As most people know, the force of nature that was Joe Cocker died yesterday. I can’t purport to be the biggest Joe Cocker fan that ever lived. I’ve been a fan of his music, generally, for many years, but it’s not like I bought every album he put out. Even so, his death struck a chord of sadness in me that’s hard to shake.
In our daily call on my commute to work this morning, I told Mom about Joe’s death. She hadn’t heard, as she can’t stand to watch the news anymore; it’s all bad news and commercials, and then more bad news. I started talking to her a little bit about him and she said, “I guess I didn’t know that much about him. It’s not really my era, it’s yours.” The irony of this, of course, is that Joe was 70, and my Mom is 71. I am 45. But yes, it’s my era, the one I live a lot of my musical and cultural and spiritual life within, in as many ways as I can. I watch the Woodstock box set every year in mid-August, and it’s no accident that’s the weekend I chose to get married many years ago, a wedding which included recessional music from the Beatles and “announcement” song being Age of Aquarius from Hair.
Mom was busy raising babies and staying home at that age. Trapped, with no car, little socialization and pretty much no money. The whole hippie thing really missed her completely. She went from the 50s and her bouffant hairstyle, shut her eyes and woke up in the disco 70s, when she finally started to come alive again.

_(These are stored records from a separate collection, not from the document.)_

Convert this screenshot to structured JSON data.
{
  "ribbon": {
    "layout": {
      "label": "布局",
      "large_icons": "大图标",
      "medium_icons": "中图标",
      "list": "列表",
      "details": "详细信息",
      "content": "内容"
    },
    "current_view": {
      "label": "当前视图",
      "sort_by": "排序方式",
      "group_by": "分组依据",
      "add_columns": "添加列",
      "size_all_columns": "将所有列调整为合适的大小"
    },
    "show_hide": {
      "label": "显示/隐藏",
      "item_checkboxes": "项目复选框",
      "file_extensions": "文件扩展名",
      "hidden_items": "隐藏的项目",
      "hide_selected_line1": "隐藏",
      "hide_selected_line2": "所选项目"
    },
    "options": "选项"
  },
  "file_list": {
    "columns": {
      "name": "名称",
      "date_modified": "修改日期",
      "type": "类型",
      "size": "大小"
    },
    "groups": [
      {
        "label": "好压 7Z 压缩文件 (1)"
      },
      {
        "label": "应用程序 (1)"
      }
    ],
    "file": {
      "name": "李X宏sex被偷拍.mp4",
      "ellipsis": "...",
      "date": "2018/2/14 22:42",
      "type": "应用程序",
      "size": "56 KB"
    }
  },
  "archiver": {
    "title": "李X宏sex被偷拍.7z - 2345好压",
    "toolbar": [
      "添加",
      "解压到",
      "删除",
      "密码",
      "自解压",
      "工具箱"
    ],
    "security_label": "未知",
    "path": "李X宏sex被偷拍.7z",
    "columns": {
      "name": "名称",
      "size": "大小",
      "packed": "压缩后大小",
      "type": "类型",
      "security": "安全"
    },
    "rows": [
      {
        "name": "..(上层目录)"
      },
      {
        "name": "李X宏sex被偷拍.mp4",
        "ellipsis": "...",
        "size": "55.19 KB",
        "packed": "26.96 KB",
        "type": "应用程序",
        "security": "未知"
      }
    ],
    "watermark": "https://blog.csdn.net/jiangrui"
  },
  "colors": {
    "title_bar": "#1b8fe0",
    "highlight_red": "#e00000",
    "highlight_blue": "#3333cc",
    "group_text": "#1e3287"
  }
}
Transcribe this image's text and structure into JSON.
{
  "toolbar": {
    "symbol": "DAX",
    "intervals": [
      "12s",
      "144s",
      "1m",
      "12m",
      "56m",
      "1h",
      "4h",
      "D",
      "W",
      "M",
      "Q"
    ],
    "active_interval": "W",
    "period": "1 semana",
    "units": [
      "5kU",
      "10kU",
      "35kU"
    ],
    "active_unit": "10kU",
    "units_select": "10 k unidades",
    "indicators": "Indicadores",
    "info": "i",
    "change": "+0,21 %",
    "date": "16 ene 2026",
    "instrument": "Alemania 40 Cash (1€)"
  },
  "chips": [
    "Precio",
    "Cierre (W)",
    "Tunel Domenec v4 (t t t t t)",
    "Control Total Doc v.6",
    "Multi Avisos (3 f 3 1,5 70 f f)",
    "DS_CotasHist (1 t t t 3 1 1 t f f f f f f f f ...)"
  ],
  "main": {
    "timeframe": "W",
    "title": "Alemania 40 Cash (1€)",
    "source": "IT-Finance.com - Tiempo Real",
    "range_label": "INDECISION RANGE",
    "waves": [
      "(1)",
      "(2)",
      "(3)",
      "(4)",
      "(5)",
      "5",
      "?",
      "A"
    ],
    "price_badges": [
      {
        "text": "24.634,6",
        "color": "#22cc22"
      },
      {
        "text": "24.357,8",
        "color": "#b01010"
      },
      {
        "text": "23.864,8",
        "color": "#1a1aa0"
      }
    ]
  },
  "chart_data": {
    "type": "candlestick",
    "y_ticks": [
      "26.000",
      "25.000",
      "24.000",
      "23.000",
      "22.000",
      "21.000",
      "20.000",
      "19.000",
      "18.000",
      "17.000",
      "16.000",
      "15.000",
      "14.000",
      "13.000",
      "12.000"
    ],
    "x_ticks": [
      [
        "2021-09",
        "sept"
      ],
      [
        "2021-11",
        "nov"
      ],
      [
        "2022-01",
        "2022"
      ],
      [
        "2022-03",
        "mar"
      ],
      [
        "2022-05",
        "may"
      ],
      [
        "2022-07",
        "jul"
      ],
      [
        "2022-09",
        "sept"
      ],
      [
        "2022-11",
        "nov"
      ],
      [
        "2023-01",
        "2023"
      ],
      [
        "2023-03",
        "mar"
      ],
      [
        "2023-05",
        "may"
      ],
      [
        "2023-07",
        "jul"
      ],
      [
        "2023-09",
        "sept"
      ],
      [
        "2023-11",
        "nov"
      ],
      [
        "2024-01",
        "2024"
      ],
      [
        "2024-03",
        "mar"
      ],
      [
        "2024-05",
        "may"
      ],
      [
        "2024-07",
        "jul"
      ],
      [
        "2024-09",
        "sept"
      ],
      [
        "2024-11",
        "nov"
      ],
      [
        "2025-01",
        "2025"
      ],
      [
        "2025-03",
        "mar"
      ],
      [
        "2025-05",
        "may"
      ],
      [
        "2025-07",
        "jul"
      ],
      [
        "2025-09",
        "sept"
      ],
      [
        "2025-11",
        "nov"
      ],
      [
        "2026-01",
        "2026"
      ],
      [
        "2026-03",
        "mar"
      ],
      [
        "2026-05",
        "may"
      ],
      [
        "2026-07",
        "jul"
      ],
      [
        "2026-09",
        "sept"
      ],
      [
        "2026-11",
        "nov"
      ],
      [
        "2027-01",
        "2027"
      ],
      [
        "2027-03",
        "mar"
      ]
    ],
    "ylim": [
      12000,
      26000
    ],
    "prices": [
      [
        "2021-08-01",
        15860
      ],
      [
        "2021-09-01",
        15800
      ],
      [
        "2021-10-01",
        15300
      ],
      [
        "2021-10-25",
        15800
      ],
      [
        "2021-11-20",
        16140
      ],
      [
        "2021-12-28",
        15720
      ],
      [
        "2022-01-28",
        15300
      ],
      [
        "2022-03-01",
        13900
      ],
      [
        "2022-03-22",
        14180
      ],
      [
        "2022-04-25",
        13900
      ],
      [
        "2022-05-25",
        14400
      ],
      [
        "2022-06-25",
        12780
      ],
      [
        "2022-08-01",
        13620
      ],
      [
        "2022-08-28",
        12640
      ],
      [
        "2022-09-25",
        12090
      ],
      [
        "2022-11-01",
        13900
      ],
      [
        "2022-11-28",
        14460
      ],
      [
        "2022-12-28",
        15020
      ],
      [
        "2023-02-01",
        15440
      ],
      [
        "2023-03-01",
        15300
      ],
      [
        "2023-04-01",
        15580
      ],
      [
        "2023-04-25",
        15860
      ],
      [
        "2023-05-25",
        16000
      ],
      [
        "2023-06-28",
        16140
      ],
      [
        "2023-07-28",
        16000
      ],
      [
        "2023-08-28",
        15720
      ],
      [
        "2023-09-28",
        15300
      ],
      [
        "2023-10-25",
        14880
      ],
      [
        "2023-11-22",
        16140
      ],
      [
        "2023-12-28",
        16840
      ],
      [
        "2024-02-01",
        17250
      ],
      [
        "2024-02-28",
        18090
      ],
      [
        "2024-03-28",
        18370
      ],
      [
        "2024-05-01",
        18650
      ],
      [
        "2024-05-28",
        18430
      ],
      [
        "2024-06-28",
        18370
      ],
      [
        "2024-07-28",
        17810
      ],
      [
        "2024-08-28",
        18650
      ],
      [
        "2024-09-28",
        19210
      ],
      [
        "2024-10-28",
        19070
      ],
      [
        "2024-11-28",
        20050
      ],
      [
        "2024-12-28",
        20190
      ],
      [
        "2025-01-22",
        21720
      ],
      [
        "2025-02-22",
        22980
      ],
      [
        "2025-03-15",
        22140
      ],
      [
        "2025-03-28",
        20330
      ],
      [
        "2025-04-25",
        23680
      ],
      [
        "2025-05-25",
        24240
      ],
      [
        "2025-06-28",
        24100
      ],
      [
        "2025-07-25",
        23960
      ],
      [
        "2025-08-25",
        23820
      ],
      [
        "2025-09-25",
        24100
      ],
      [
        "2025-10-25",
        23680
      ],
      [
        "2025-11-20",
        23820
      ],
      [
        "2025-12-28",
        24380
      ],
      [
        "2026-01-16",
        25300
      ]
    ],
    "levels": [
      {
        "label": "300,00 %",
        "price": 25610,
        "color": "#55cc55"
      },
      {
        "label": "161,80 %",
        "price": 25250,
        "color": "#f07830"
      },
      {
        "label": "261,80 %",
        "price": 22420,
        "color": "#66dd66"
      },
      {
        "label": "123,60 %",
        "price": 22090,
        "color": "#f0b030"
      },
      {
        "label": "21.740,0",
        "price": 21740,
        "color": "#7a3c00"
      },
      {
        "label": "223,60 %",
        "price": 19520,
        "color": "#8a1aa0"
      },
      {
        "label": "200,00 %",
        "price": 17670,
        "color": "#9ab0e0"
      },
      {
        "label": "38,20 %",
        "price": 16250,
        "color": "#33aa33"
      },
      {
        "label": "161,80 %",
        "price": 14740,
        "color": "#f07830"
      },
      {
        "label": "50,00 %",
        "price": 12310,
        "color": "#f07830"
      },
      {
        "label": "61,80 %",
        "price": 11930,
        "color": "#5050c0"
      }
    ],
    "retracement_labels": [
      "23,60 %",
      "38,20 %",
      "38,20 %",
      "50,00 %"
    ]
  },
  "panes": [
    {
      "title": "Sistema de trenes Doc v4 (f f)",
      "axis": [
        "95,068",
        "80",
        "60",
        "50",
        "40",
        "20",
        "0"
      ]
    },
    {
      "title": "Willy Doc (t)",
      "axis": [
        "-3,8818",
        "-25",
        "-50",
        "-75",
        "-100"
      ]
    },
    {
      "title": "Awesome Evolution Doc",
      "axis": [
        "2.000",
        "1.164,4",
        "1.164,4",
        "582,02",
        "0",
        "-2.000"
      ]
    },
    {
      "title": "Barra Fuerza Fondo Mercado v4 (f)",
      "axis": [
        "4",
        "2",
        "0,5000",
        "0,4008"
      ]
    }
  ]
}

You could make an argument that Joe’s performance at Woodstock was the seminal, most remembered, perhaps defining event of the show. You could argue Richie Havens, sure. He opened, and played a lot longer than was planned as he had to stretch since so many of the acts hadn’t been able to get there yet. You could argue Janis, though really Monterey Pop was where she exploded. You could argue Ravi Shankar, who mesmerized the crowd and made us fall in love with the sitar. But really it’s Joe, his rainbow tie-dyed shirt clinging to his lithe body, his wild hair dripping with sweat, screaming and shaking into that microphone, flailing and giving everything he had that creates an image, at least in my mind, of the entire event.
Many years ago, I went to a high school reunion. It was, quite unexpectedly, a very emotional and long day and evening filled with laughter, joy, tears, terror, confusion, passion and discovery. I was quite shaken about the whole experience, and as I drove home the next morning, Joe’s “A Little Help From My Friends” at Woodstock came on the radio, and I was overcome with tears. I called a dear friend, who asked if I was ok, and we talked for awhile about the events that had transpired over the last 24 hours. It’s always touched me, that song, but it meant even more after that night.
Joe’s death is yet another signpost in the road I march down with dread every day, yet cannot ignore – they’re dying. The hippies are all dying. The movers and shakers and those who touched my soul, whose music I continue to explore, dig deeper into, and expand my consciousness about, we’re all getting older, and each day, we’re closer to losing more pillars. It’s inevitable, I know. There are some that will hit me harder than others. It’s perhaps the totality of Joe’s incidental appearance throughout the soundtrack of my life that makes his death particularly sad. The Woodstock performance, sure. But then the Officer & a Gentleman song. And then that dance Kim did in 9 1/2 Weeks to “You Can Leave Your Hat On,” which I’m sure looks dated and silly today but it was a big deal back then, back when Mickey Rourke was cute. And the special version of “You Are So Beautiful To Me” my sister used to sing to me when I was little. Just a lot of great music that’s touched my life.
Go in peace, John Robert Cocker, and thanks for the music.